» **Directions**: Copy, from the data below, every line that has "High" in it.

##############################

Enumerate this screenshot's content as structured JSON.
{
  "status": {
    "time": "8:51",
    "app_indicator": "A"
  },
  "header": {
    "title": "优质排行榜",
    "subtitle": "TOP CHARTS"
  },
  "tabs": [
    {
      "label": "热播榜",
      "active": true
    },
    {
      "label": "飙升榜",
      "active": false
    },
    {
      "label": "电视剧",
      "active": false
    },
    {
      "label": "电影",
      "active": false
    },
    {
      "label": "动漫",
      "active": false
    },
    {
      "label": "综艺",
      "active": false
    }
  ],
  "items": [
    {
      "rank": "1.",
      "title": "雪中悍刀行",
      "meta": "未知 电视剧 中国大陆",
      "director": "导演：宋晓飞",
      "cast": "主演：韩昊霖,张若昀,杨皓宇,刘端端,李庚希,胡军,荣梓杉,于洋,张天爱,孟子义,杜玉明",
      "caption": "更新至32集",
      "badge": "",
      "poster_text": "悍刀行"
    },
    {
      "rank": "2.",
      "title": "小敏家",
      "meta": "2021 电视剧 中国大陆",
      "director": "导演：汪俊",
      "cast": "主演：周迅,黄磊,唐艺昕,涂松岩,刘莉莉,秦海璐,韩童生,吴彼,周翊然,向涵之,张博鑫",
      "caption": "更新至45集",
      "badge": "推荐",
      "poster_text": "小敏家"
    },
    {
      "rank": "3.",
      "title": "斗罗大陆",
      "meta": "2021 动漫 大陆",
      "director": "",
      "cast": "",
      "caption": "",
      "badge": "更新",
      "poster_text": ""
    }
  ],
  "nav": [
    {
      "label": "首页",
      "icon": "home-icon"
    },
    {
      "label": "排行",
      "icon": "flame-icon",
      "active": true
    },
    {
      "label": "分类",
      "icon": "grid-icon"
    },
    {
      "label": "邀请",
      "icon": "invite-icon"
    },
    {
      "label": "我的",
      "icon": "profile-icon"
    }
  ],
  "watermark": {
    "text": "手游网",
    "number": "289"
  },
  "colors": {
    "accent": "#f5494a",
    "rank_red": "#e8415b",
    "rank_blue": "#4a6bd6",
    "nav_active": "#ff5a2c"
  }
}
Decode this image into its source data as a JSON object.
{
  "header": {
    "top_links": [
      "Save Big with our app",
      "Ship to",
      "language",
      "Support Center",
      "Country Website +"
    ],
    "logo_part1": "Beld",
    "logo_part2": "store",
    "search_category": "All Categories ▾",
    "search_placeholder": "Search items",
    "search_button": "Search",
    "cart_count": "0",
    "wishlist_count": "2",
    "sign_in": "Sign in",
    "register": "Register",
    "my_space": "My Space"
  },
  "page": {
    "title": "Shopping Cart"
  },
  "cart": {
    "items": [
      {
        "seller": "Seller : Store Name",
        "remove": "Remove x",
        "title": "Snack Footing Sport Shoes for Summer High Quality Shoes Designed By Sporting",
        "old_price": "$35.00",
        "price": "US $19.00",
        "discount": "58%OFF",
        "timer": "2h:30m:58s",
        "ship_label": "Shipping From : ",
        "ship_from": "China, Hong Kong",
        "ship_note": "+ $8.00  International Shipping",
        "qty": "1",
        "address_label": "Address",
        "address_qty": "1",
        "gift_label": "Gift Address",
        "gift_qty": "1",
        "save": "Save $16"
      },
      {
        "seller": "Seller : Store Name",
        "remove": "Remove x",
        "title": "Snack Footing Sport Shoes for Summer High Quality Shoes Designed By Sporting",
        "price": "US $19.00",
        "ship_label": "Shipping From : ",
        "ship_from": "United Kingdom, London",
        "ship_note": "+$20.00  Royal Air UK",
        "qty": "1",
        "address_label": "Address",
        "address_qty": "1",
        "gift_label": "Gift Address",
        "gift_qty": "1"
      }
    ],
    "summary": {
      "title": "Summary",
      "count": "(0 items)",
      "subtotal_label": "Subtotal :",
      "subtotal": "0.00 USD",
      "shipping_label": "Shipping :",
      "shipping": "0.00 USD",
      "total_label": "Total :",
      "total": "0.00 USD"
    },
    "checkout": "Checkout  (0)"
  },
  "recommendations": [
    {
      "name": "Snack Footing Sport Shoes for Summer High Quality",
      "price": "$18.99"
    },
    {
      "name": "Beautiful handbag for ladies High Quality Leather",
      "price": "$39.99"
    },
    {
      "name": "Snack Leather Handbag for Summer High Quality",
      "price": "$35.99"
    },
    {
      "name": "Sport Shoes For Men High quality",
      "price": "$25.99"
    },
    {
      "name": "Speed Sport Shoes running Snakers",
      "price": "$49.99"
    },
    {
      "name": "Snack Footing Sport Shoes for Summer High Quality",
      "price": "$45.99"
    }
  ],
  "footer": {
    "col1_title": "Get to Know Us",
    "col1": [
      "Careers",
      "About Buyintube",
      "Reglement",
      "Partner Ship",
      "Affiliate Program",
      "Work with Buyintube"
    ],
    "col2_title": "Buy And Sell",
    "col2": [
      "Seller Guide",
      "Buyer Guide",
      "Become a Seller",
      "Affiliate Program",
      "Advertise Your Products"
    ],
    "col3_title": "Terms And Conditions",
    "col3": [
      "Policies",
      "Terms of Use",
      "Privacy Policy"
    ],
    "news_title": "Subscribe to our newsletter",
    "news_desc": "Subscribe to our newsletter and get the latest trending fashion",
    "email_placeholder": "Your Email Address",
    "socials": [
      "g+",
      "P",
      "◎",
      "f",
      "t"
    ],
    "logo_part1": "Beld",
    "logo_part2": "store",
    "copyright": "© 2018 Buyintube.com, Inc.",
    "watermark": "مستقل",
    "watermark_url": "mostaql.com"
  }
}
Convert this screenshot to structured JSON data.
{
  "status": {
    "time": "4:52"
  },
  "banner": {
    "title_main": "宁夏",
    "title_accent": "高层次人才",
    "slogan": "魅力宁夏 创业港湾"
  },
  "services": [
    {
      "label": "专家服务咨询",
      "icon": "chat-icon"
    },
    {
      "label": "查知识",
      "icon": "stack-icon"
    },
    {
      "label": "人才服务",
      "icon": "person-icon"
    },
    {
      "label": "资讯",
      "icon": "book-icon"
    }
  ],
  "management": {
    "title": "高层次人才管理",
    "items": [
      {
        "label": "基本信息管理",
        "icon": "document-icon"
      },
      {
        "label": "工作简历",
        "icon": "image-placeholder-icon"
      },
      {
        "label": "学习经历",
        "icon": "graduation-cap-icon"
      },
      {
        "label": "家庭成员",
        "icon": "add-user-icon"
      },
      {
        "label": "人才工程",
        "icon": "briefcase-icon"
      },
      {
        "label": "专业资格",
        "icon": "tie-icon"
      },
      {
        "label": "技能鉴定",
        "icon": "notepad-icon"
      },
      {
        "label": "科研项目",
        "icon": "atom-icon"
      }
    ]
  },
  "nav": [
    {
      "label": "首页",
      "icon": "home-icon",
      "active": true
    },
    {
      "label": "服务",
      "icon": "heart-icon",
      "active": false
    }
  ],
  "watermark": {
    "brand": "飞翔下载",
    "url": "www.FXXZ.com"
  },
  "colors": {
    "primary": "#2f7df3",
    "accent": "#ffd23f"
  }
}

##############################

» **Task result**:
        "title": "Snack Footing Sport Shoes for Summer High Quality Shoes Designed By Sporting",
        "title": "Snack Footing Sport Shoes for Summer High Quality Shoes Designed By Sporting",
      "name": "Snack Footing Sport Shoes for Summer High Quality",
      "name": "Beautiful handbag for ladies High Quality Leather",
      "name": "Snack Leather Handbag for Summer High Quality",
      "name": "Sport Shoes For Men High quality",
      "name": "Snack Footing Sport Shoes for Summer High Quality",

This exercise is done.